Your best friend tells you how anxious she is. The natural response to this is to try and cheer her up. You tell her to calm down or get a grip on things. You tell her things could be worse. Your intentions are good. You want to be a good friend and cheer her on. […]
A child struggling with weight issues has to face an unsympathetic world–one steeped in the idolatry of the body, glamorizing thinness at all costs. “Thin is in” and the pressure to conform is enormous. When your body doesn’t measure up, the reminders are everywhere. Social rejection is not an easy pill to swallow. The stigma is great.
Kids, like adults, can medicate life stress with food. Food serves to temporarily numb out problems or bad feelings and provides immediate gratification. Food becomes a friend who never leaves and offers satisfaction. As food is used to cope with stress or negative feelings, weight gain results and can lead to feelings of self-hate and inadequacy. One of the most difficult areas for an overweight child is dealing with teasing.
Overweight children suffer more rejection and social exclusion than their normal weight peers. They are teased more often than kids who are of average weight. One of the most common methods of teasing is intentionally leaving a child out of social activities. And of course there is name-calling and the physical shoves and pushes from other children.

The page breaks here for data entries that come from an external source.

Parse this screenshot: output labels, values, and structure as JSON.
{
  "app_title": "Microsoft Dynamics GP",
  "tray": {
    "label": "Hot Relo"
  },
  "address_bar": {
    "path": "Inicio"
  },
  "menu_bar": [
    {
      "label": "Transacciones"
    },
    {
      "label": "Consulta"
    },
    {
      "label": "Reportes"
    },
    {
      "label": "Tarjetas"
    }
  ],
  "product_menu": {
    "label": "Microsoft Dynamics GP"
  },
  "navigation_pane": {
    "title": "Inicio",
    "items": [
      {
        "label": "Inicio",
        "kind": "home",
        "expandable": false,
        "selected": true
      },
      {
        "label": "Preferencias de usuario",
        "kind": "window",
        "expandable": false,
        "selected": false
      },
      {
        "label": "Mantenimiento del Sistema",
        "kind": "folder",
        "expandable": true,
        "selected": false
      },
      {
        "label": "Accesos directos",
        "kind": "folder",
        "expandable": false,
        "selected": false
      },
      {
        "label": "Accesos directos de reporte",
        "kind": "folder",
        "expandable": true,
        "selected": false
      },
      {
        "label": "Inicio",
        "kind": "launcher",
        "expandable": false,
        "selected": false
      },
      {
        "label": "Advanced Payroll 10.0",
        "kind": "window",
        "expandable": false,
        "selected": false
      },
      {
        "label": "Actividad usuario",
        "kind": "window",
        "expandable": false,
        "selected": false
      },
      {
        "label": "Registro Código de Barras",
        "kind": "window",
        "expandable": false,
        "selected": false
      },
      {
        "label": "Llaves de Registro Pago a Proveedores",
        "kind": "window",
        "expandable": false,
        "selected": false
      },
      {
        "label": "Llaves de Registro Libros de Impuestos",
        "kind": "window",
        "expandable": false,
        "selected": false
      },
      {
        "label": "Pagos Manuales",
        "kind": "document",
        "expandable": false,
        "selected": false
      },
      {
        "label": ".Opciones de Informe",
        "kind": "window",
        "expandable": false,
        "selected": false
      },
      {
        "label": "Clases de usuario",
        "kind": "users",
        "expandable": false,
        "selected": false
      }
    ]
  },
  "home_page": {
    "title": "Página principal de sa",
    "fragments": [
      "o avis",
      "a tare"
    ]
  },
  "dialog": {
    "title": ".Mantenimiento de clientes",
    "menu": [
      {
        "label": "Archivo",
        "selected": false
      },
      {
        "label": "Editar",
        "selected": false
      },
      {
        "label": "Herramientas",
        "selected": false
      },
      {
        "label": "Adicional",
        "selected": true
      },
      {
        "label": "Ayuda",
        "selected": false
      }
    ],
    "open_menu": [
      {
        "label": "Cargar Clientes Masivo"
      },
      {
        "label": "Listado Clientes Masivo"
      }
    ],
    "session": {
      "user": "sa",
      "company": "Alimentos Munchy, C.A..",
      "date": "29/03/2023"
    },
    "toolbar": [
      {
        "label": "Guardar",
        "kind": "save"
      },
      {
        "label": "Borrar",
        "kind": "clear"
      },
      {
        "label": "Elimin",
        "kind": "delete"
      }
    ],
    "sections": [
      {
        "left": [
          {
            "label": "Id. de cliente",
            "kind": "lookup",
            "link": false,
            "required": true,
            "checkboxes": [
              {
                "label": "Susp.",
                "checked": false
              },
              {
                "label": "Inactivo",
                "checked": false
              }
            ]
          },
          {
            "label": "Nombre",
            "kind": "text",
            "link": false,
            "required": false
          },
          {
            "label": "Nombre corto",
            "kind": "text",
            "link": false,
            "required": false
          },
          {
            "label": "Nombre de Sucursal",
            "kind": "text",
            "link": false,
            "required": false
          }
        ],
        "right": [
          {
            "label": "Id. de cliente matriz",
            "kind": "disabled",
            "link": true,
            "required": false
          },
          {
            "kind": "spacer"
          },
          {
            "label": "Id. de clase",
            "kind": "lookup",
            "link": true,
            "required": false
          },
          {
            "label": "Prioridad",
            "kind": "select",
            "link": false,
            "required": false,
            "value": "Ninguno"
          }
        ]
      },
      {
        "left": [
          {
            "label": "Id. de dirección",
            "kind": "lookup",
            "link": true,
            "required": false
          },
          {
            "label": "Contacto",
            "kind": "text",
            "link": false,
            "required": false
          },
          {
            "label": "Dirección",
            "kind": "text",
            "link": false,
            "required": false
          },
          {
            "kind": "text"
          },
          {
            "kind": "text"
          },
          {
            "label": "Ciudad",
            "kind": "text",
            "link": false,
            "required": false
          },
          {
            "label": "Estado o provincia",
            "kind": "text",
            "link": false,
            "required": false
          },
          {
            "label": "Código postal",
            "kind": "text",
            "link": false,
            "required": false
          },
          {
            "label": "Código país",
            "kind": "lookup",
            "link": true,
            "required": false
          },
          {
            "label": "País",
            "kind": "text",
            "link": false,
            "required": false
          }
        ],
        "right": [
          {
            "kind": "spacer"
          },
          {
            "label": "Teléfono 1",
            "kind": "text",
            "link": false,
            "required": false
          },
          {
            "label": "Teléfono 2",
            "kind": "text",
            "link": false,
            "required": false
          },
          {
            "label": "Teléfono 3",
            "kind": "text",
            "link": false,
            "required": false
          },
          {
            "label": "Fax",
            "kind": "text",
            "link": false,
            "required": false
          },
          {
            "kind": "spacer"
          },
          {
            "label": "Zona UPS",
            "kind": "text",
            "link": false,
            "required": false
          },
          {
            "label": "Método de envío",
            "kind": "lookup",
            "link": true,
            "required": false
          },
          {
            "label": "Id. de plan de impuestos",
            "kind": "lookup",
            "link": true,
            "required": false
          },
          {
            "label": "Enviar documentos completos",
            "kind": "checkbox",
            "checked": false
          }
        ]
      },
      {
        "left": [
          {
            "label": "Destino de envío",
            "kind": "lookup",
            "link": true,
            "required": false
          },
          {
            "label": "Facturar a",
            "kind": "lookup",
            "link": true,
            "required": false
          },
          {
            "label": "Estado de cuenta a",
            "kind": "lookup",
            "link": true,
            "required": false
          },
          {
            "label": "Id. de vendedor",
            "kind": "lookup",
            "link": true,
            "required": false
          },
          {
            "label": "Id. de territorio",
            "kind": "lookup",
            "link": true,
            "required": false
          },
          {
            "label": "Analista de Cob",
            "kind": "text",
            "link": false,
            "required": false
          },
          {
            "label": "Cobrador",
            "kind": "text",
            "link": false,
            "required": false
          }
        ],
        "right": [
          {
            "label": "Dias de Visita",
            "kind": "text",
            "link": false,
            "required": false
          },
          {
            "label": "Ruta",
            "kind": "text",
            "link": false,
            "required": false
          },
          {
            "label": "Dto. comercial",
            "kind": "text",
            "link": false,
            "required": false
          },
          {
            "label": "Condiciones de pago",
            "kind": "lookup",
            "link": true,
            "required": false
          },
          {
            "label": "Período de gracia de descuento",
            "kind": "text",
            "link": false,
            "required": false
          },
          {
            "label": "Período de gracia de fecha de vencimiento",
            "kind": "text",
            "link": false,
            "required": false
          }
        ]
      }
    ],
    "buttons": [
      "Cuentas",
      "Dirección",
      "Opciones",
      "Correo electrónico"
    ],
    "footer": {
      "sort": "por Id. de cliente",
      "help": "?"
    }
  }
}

Teasing can result in feelings of rejection, discrimination, experienced failure with peer relationships and limited group and social interests. Because of this, parents should make every effort to confront teasing when it happens and coach their children in terms of how to handle teasing.

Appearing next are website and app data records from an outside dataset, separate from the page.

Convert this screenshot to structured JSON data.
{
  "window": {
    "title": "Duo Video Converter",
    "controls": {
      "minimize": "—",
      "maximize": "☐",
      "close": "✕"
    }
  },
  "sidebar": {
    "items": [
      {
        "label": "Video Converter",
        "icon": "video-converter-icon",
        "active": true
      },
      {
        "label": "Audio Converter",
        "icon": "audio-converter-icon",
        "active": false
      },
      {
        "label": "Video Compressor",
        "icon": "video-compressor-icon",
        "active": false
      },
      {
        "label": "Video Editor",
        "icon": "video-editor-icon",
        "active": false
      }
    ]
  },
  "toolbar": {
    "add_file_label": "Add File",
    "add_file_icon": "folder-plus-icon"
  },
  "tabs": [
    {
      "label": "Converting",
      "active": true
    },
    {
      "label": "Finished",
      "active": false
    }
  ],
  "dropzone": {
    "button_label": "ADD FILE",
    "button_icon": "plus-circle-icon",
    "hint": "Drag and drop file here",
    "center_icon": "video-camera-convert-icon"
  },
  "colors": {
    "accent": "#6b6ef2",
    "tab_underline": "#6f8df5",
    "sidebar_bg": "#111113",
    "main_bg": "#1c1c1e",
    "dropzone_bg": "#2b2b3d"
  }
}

We know that some children learn to effectively handle teasing and avoid being repeatedly victimized. Other children don’t do as well and find themselves the brunt of much teasing. According to researchers, we still don’t know exactly why some kids manage teasing better than others. I suspect it has to do with the personality of certain kids, their sensitivity levels and the way they think.

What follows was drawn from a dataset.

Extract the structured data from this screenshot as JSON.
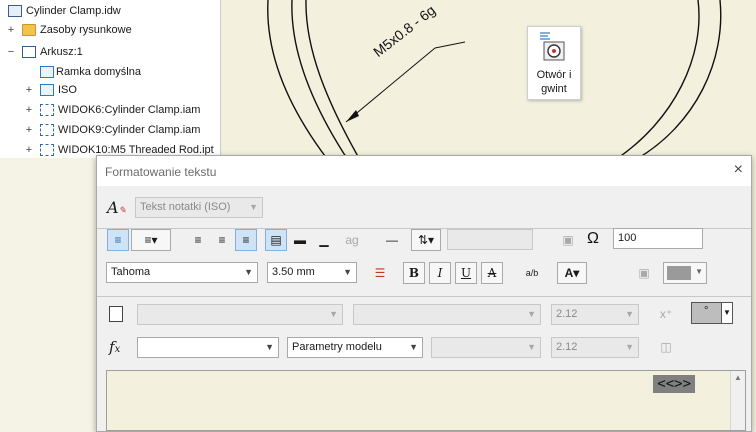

All parents need to talk to their kids about the hurt teasing causes and not minimize the impact of teasing. What seems like a small thing to a parent could be a big thing to a child. So many adults I see in therapy can still recall name-calling and teasing from their childhood. Teasing left a lasting impression.
When a parent witnesses the teasing of an overweight child, the teaser needs to be confronted, asked to stop this rude and disrespectful behavior and made to apologize. Nothing justifies being cruel to another person. Parents should engage the school in this type of help and have an action plan. Adults can ask the teaser if he has ever been teased and how it felt. Then ask why he would want to do that very thing that felt so awful, to another person. Explain what empathy is and how important it is to practice.
If the teaser blankly stares back at the adult, the adult can simply say, “You need to stop hurting another person. It isn’t nice.” The adult should tell the teaser that she will be watching him to see if he continues. If, at another time, the adult observes the teaser being appropriate with an overweight child, the adult should praise him—telling the teaser she noticed his kindness and appreciates it.
Parents should be careful not to overreact to teasing. In other words, make sure you are not reacting out of your own history of hurt. Instead, encourage your child to handle the teasing and work on improving the situation. Be positive and give hope.
Also encourage your child to find friends who look beyond weight. Usually there are one or two children known for their empathy and kindness of heart. Identify those children and invite them over to play.
Finally, remind your child that Jesus was teased and rejected for our sakes. He knows what it feels like and can understand the pain they feel. He died to carry that pain for us. We can pray and lay the hurt at his feet, forgiving those who have hurt us and allowing God to heal us. The importance of forgiveness cannot be underscored.